• **PROBLEM TO SOLVE**
The full listing should be set down again without a single alteration.

====

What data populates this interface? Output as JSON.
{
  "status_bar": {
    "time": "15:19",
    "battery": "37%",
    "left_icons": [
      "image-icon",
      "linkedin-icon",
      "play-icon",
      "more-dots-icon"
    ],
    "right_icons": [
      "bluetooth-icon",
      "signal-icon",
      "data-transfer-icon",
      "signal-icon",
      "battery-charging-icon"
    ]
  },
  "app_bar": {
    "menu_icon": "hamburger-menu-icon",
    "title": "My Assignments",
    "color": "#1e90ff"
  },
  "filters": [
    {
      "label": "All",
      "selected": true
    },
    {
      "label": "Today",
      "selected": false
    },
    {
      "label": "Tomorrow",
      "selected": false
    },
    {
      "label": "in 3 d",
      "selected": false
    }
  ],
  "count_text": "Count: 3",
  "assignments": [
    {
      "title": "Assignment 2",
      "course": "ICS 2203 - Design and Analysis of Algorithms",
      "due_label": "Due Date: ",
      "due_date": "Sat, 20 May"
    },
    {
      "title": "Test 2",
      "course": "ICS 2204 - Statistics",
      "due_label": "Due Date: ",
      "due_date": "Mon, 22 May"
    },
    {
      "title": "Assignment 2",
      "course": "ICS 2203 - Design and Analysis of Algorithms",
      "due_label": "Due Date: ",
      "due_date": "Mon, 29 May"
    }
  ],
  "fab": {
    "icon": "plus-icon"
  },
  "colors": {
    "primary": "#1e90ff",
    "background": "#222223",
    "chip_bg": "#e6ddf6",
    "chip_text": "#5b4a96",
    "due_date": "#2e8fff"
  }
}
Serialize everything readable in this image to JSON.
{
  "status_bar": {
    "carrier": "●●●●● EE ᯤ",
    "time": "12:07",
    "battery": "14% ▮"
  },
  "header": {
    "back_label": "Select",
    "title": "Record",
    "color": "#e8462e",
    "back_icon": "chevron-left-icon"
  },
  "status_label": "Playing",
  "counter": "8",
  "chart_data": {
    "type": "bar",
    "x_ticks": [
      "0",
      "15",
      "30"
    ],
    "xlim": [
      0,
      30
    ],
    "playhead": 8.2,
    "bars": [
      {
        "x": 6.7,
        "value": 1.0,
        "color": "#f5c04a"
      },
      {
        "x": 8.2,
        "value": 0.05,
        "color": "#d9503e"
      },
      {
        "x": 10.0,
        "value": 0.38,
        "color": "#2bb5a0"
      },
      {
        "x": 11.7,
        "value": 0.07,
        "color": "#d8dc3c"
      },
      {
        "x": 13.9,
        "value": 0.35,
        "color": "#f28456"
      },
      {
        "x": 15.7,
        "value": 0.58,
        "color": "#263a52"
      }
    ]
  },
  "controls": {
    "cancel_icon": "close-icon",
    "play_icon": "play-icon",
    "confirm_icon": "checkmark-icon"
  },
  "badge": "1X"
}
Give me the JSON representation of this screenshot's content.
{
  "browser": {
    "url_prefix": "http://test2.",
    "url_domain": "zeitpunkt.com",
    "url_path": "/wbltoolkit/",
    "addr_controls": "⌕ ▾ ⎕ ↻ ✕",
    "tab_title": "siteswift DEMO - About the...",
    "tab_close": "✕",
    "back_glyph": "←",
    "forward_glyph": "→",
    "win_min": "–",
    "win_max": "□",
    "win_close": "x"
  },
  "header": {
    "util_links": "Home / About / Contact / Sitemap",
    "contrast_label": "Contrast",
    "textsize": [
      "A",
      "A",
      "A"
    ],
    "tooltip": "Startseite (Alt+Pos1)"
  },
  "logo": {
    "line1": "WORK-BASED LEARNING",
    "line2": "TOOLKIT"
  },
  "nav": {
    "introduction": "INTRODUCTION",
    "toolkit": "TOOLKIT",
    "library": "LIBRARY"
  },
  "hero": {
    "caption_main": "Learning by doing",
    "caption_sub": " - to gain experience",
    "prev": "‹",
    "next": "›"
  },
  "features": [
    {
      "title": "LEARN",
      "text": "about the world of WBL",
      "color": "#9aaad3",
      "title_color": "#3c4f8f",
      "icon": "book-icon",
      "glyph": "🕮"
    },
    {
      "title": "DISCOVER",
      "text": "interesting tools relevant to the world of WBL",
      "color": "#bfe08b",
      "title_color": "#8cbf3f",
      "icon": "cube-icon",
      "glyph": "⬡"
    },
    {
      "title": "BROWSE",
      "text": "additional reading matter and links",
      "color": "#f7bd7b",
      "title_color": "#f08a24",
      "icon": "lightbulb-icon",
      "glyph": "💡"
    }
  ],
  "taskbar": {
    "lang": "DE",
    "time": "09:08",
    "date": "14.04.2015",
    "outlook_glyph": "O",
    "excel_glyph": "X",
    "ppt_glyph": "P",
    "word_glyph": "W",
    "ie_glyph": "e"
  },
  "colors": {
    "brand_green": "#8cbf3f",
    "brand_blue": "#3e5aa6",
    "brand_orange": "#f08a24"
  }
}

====

• **YOUR SOLUTION**
What data populates this interface? Output as JSON.
{
  "status_bar": {
    "time": "15:19",
    "battery": "37%",
    "left_icons": [
      "image-icon",
      "linkedin-icon",
      "play-icon",
      "more-dots-icon"
    ],
    "right_icons": [
      "bluetooth-icon",
      "signal-icon",
      "data-transfer-icon",
      "signal-icon",
      "battery-charging-icon"
    ]
  },
  "app_bar": {
    "menu_icon": "hamburger-menu-icon",
    "title": "My Assignments",
    "color": "#1e90ff"
  },
  "filters": [
    {
      "label": "All",
      "selected": true
    },
    {
      "label": "Today",
      "selected": false
    },
    {
      "label": "Tomorrow",
      "selected": false
    },
    {
      "label": "in 3 d",
      "selected": false
    }
  ],
  "count_text": "Count: 3",
  "assignments": [
    {
      "title": "Assignment 2",
      "course": "ICS 2203 - Design and Analysis of Algorithms",
      "due_label": "Due Date: ",
      "due_date": "Sat, 20 May"
    },
    {
      "title": "Test 2",
      "course": "ICS 2204 - Statistics",
      "due_label": "Due Date: ",
      "due_date": "Mon, 22 May"
    },
    {
      "title": "Assignment 2",
      "course": "ICS 2203 - Design and Analysis of Algorithms",
      "due_label": "Due Date: ",
      "due_date": "Mon, 29 May"
    }
  ],
  "fab": {
    "icon": "plus-icon"
  },
  "colors": {
    "primary": "#1e90ff",
    "background": "#222223",
    "chip_bg": "#e6ddf6",
    "chip_text": "#5b4a96",
    "due_date": "#2e8fff"
  }
}
Serialize everything readable in this image to JSON.
{
  "status_bar": {
    "carrier": "●●●●● EE ᯤ",
    "time": "12:07",
    "battery": "14% ▮"
  },
  "header": {
    "back_label": "Select",
    "title": "Record",
    "color": "#e8462e",
    "back_icon": "chevron-left-icon"
  },
  "status_label": "Playing",
  "counter": "8",
  "chart_data": {
    "type": "bar",
    "x_ticks": [
      "0",
      "15",
      "30"
    ],
    "xlim": [
      0,
      30
    ],
    "playhead": 8.2,
    "bars": [
      {
        "x": 6.7,
        "value": 1.0,
        "color": "#f5c04a"
      },
      {
        "x": 8.2,
        "value": 0.05,
        "color": "#d9503e"
      },
      {
        "x": 10.0,
        "value": 0.38,
        "color": "#2bb5a0"
      },
      {
        "x": 11.7,
        "value": 0.07,
        "color": "#d8dc3c"
      },
      {
        "x": 13.9,
        "value": 0.35,
        "color": "#f28456"
      },
      {
        "x": 15.7,
        "value": 0.58,
        "color": "#263a52"
      }
    ]
  },
  "controls": {
    "cancel_icon": "close-icon",
    "play_icon": "play-icon",
    "confirm_icon": "checkmark-icon"
  },
  "badge": "1X"
}
Give me the JSON representation of this screenshot's content.
{
  "browser": {
    "url_prefix": "http://test2.",
    "url_domain": "zeitpunkt.com",
    "url_path": "/wbltoolkit/",
    "addr_controls": "⌕ ▾ ⎕ ↻ ✕",
    "tab_title": "siteswift DEMO - About the...",
    "tab_close": "✕",
    "back_glyph": "←",
    "forward_glyph": "→",
    "win_min": "–",
    "win_max": "□",
    "win_close": "x"
  },
  "header": {
    "util_links": "Home / About / Contact / Sitemap",
    "contrast_label": "Contrast",
    "textsize": [
      "A",
      "A",
      "A"
    ],
    "tooltip": "Startseite (Alt+Pos1)"
  },
  "logo": {
    "line1": "WORK-BASED LEARNING",
    "line2": "TOOLKIT"
  },
  "nav": {
    "introduction": "INTRODUCTION",
    "toolkit": "TOOLKIT",
    "library": "LIBRARY"
  },
  "hero": {
    "caption_main": "Learning by doing",
    "caption_sub": " - to gain experience",
    "prev": "‹",
    "next": "›"
  },
  "features": [
    {
      "title": "LEARN",
      "text": "about the world of WBL",
      "color": "#9aaad3",
      "title_color": "#3c4f8f",
      "icon": "book-icon",
      "glyph": "🕮"
    },
    {
      "title": "DISCOVER",
      "text": "interesting tools relevant to the world of WBL",
      "color": "#bfe08b",
      "title_color": "#8cbf3f",
      "icon": "cube-icon",
      "glyph": "⬡"
    },
    {
      "title": "BROWSE",
      "text": "additional reading matter and links",
      "color": "#f7bd7b",
      "title_color": "#f08a24",
      "icon": "lightbulb-icon",
      "glyph": "💡"
    }
  ],
  "taskbar": {
    "lang": "DE",
    "time": "09:08",
    "date": "14.04.2015",
    "outlook_glyph": "O",
    "excel_glyph": "X",
    "ppt_glyph": "P",
    "word_glyph": "W",
    "ie_glyph": "e"
  },
  "colors": {
    "brand_green": "#8cbf3f",
    "brand_blue": "#3e5aa6",
    "brand_orange": "#f08a24"
  }
}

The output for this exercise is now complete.